Swimming was a very popular summer pastime and the schoolchildren were taught to swim in the bathing pool along Chantry Lane. Other swimming venues were the River Pang at the Dairies near Hogmoor Bridge and the pen lock on the Kennet between Sulhamstead and Theale, this being then in the parish of Englefield.
The bathing pool in Chantry Lane was built by Richard Fellowes Benyon and was filled with water annually as soon as the weather allowed in May. Swimming was for boys only and towels and bathing drawers were provided. The Rector (Revd Arthur Heigham) supervised the swimming. Those at school had the use of the bath in the evenings and Saturday afternoons were reserved for those who had recently left school, although as these were much taken up with cricket the Rector was prepared to give an hour (6 to 7) on one other day in the week. In 1890 swimming began on 17 May when the water temperature was recorded as 65º, a few degrees above that of the air, and closed on 16 September. During that season a total of 30 boys bathed a varying number of times each, Fred Dixon managing 46. Nineteen of them could swim. The next year there were 36 boys’ names on the list for swimming, 20 of them requiring lessons, so that the Rector was in attendance at the bath twice a day, at 12 and 4 o’clock. The youngest bather was Stephen Claydon aged 4. In 1894 swimming went on until at least 12 October when six boys enjoyed a water temperature of 59º. In 1905 a total of 902 bathes were had by the end of August when swimming stopped, in the season from 1 June to 4 September 1908 there were 1014 and 1052 in 1913.

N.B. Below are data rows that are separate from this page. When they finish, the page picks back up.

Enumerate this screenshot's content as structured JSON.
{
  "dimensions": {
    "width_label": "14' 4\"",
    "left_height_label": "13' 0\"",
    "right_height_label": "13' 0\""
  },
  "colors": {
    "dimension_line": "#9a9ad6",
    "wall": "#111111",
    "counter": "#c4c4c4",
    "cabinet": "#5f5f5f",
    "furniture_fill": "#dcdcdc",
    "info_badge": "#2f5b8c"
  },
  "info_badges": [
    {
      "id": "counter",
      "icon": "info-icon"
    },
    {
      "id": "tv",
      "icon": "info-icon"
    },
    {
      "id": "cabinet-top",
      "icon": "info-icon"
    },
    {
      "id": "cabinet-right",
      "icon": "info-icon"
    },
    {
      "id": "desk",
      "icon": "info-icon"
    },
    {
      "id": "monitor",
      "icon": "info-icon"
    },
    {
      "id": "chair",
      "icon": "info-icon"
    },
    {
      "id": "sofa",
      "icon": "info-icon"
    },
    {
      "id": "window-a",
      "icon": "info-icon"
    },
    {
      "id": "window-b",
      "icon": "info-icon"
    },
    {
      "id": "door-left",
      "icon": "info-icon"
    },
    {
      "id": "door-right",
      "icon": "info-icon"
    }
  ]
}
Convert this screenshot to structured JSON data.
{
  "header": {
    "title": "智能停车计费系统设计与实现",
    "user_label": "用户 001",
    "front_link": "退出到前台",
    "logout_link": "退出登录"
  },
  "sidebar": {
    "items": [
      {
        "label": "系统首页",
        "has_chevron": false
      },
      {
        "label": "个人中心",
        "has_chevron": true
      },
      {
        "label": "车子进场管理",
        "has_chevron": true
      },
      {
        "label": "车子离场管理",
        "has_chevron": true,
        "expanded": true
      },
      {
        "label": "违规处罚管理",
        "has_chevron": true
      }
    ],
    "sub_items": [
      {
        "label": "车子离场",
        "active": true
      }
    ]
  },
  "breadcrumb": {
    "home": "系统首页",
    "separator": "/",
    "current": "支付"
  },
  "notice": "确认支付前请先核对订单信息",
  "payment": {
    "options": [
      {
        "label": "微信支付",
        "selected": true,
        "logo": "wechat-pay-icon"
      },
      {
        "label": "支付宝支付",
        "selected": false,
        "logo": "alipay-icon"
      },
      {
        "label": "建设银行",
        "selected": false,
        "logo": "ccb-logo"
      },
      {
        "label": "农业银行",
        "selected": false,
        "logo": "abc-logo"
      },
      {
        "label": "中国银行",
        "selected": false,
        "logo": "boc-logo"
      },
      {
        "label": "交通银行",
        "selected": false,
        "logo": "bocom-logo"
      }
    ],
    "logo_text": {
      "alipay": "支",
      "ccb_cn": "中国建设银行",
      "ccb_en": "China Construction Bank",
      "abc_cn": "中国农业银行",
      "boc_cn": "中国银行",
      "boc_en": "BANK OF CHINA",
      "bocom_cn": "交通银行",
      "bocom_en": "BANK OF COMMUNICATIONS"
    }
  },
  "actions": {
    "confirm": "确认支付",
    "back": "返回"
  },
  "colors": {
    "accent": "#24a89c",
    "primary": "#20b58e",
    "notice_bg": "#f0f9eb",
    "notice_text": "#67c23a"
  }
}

Girls also went swimming in the bath when the Girl Guides were begun in 1917, again supervised by Mr Claydon.
The Dairies had been the place for swimming before the swimming bath was made and was still used by those boys adjudged beyond the age for the swimming bath. The Rector notes the availability of the Diaries with some relief as “…with 36 boys constantly bathing the swimming bath must be emptied rather frequently.” The Dairies were available every day except Sunday but boys were cautioned against trespassing in the woods and fishing. They were also reminded of the need to wear bathing drawers, a pair of which could be borrowed for the season from the Club. Some 20 lads and young men took advantage of the swimming here in 1891. The prohibition on Sunday swimming at the Dairies did little to prevent it and in 1896 to prevent the annoyance of having lads all over the place all afternoon the swimming bath was opened for working lads on Sunday afternoon. The bath was also opened for them on Saturday at 6.30, an earlier time not being possible as some did not stop work until 5 pm. Saturday evensong was held half an hour earlier than usual, not later than six pm. After Arthur Heigham moved away from the village the duty of supervising the swimming bath was taken on by Mr Claydon the Club caretaker
The pen lock (seen in April 2014) was the weir where the Kennet and Avon Canal diverged from the river to go through Sulhamstead Widemead lock and was very much only for the older and better swimmers as the river was much wider and deeper here with several holes. The current could also be much stronger and a boy drowned here in the 1950s.
© 2021 Richard J Smith